- ½ gallon apple cider, unfiltered, organic if possible
- flavorings, as desired, see Recipe Notes
- In a large heavy pot, bring the apple cider to a boil over medium-high heat. Reduce the heat to keep the cider at a simmer. You should see small bubbles.
- Using a skewer, mark the level of the cider. Continue to mark the level on the skewer each hour.
- Simmer the cider for about 3 hours, stirring every 30 minutes. During the last hour of simmering, stir every 15 minutes (see Recipe Notes).
- The cider will be ready when you stir it and dark copper-colored bubbles form, covering the entire surface. You can also check by using your skewer...the cider will boil down to about ⅛ of its original volume. Finally, if you smear a small amount on a plate, it should have the consistency of warm, runny honey. The cider will thicken as it cools, so don't over-cook it.
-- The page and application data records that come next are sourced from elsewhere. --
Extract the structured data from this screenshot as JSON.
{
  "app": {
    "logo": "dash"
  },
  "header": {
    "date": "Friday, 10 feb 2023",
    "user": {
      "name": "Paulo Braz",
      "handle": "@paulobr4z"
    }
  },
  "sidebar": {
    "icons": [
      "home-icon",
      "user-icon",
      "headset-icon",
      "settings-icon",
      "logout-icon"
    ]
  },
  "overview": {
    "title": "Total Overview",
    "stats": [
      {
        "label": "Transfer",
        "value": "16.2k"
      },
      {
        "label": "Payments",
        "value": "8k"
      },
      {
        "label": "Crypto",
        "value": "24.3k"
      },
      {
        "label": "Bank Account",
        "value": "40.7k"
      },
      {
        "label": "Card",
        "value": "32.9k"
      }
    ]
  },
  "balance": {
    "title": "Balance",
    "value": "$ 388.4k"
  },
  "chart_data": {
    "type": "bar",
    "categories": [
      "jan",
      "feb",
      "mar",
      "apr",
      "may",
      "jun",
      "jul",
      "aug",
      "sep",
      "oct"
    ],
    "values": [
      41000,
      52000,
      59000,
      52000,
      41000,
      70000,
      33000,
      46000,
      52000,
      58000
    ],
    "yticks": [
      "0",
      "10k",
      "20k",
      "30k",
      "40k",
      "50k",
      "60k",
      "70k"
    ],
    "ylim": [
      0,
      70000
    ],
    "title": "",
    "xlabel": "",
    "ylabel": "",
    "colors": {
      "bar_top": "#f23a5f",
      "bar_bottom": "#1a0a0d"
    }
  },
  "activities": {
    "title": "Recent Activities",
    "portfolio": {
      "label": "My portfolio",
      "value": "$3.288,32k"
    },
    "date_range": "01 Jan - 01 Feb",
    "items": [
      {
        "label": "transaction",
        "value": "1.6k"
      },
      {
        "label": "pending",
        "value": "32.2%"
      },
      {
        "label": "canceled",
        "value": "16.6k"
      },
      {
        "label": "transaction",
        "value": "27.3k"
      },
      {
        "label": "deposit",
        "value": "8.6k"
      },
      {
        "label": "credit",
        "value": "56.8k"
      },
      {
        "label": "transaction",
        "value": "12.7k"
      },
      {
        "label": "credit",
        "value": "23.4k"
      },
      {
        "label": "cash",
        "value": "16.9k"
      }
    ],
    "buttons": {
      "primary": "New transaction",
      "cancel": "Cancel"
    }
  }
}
- Once you've achieved the right consistency, remove the boiled cider from the heat and strain it through a fine mesh strainer into a canning jar to remove any impurities. You should have about 1 cup of boiled cider.
- Let the jar cool to room temperature, then cover and store in the refrigerator. It should keep indefinitely.